Improperly sized blood pressure cuffs can significantly distort blood pressure readings obtained from automated devices, as highlighted by a recent clinical trial. The study, published in JAMA Internal Medicine, revealed that using standard-sized cuffs instead of cuffs suited to a person’s arm circumference led to “strikingly inaccurate” readings, particularly for those requiring larger cuffs. Many clinics use a one-size-fits-all approach due to convenience, potentially leading to skewed readings that affect the monitoring and treatment of heart conditions. The research emphasized the importance of using correctly sized cuffs to ensure accurate blood pressure measurements, especially in settings with limited resources or at-home monitoring. The trial involved participants in Baltimore and found that using the wrong cuff size resulted in either artificially high or falsely low blood pressure readings, regardless of a person’s existing blood pressure or obesity status.

Dr. Georges Benjamin’s surprise arose when his pre-cataract surgery vitals revealed a sudden spike in his blood pressure. However, a subsequent recheck using the blood pressure machine and his own at-home measurement brought his levels back to an acceptable range. This disparity, it emerged, was unrelated to his heart health. The initial small-sized blood pressure cuff used at the hospital was only replaced upon his request. As a self-described “big guy” and the executive director of the American Public Health Association, Benjamin’s skewed readings were attributed to the undersized cuff.

A recent clinical trial sheds light on the significant impact of incorrectly sized blood pressure cuffs on automated blood pressure devices. Published in the JAMA Internal Medicine journal, the study revealed that utilizing standard-sized cuffs yielded “strikingly inaccurate” readings for patients requiring differently sized cuffs, particularly those needing larger ones. These automated blood pressure devices are widely employed for diagnosing hypertension, a major contributor to global heart disease.
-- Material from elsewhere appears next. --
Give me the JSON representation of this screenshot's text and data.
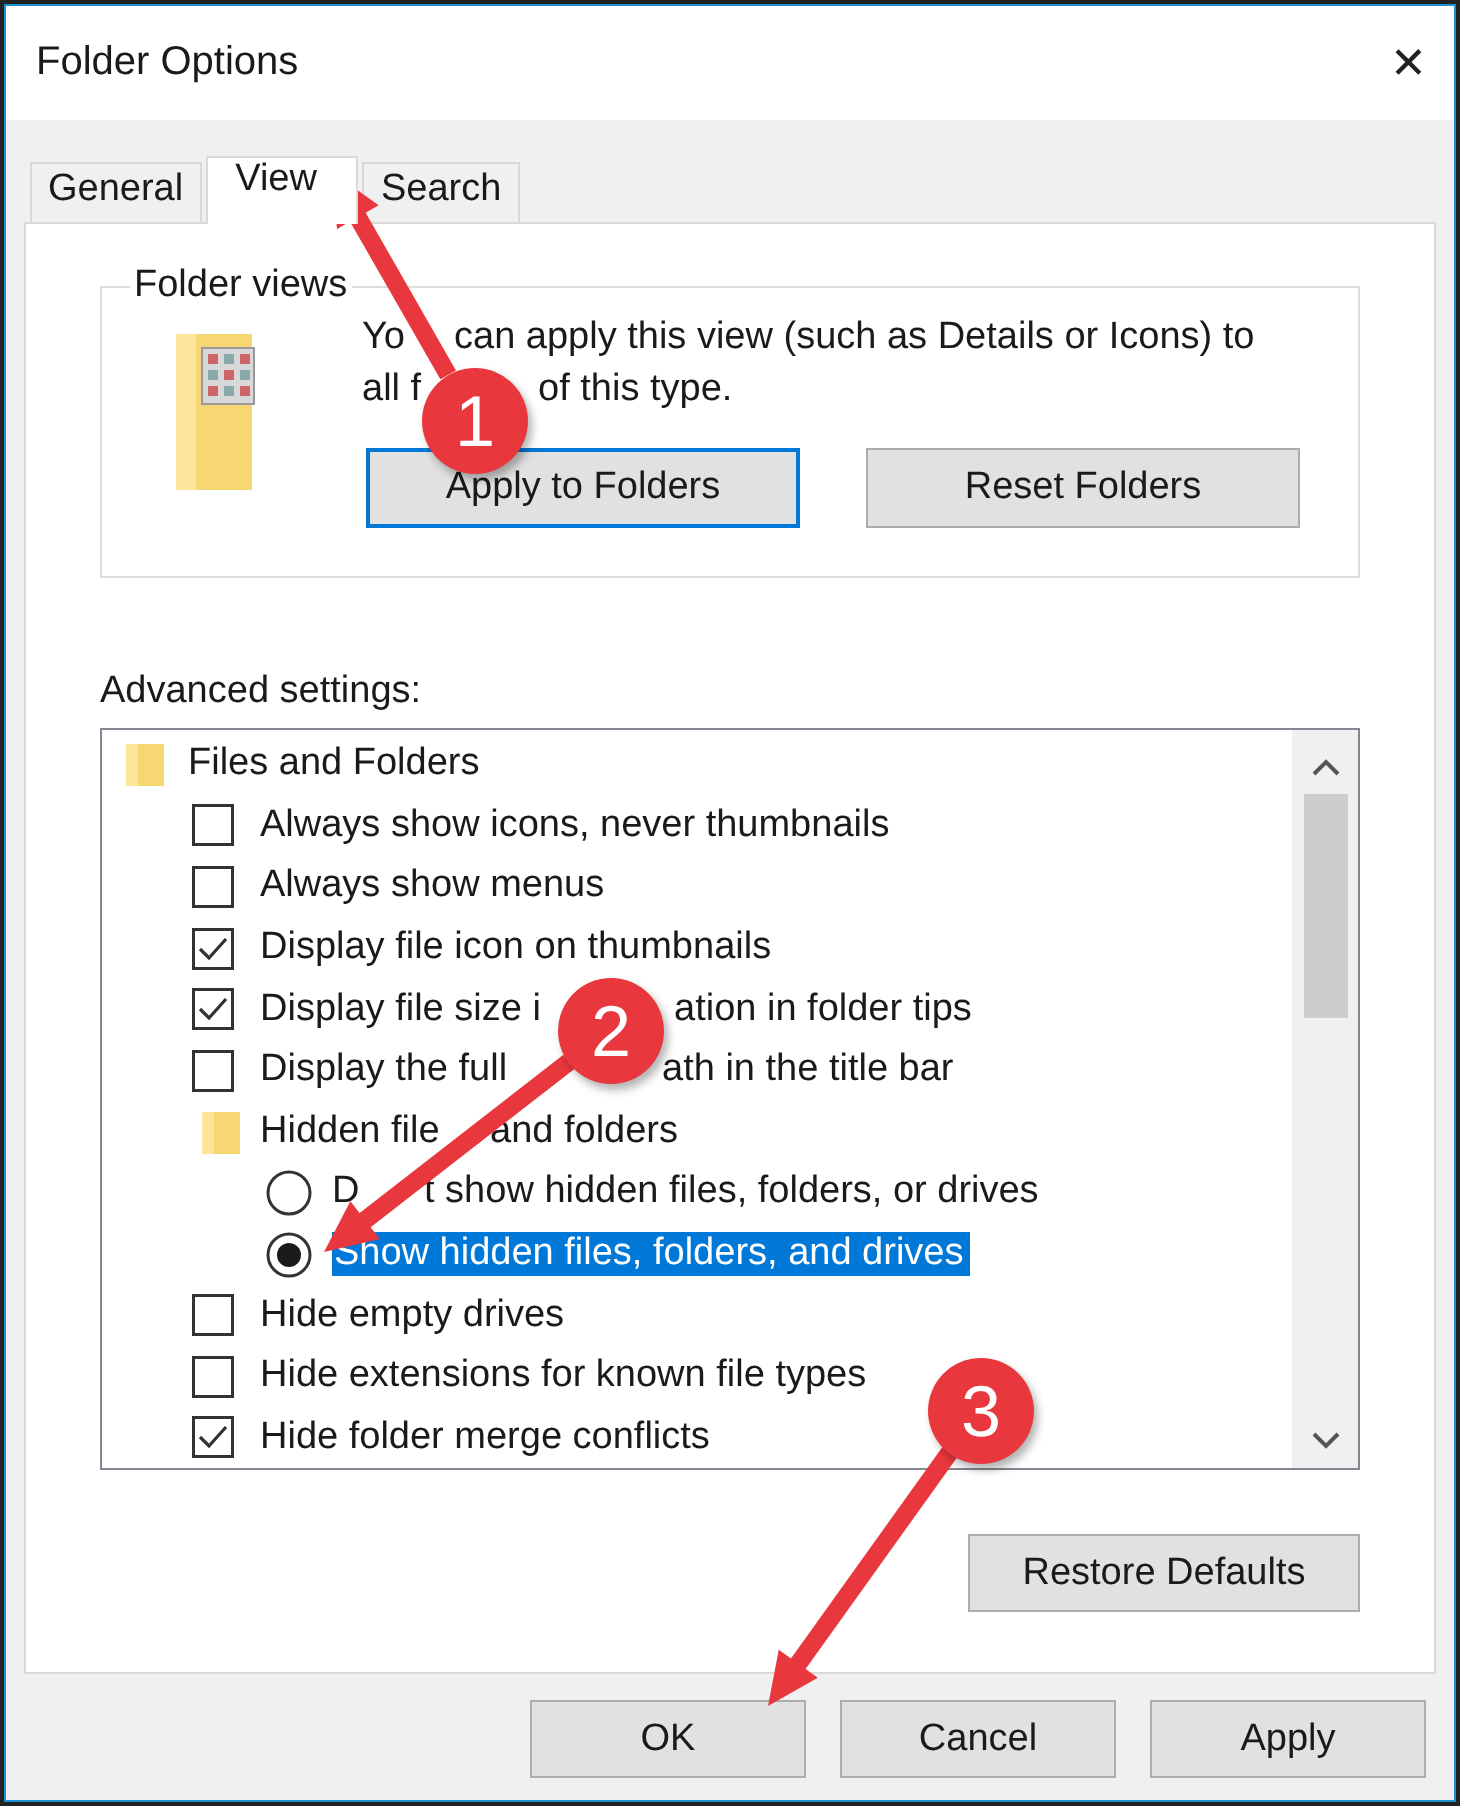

Despite clinical guidelines advocating cuff sizes corresponding to a person’s arm circumference, the prevalence of employing only regular-sized cuffs is noticeable. Health care providers often hesitate to switch cuff sizes due to inconvenience, potentially leaving patients with inaccurate readings. The scarcity of appropriate-sized cuffs, malfunctioning equipment, and a lack of attention to detail contribute to this issue.

Even in community health centers and resource-limited clinics, only regular-sized cuffs may be available, and many at-home blood pressure monitors offer just one cuff size. This one-size-fits-all approach distorts blood pressure measurements, impeding accurate monitoring and treatment of heart conditions.

Dr. Tammy Brady, an associate professor of pediatrics at Johns Hopkins University and a study author, expressed concern about children referred for hypertension assessment, often measured with improperly sized cuffs. Her experience revealed significantly lower blood pressure measurements compared to referral values.

In the randomized trial involving 195 participants in Baltimore, appropriately-sized cuffs were selected based on arm measurements. After a brief period of walking, blood pressure readings were taken using three different cuff sizes: regular, fitted, and improperly sized. The study found that using a regular cuff on patients requiring smaller cuffs resulted in consistently low readings, while those needing larger cuffs received erroneously high readings, with larger errors than those needing smaller cuffs.

In essence, using a cuff smaller than recommended led to artificially high blood pressure readings, while larger cuffs yielded falsely low readings. These inaccuracies were consistent regardless of a person’s existing blood pressure or obesity status, according to the report.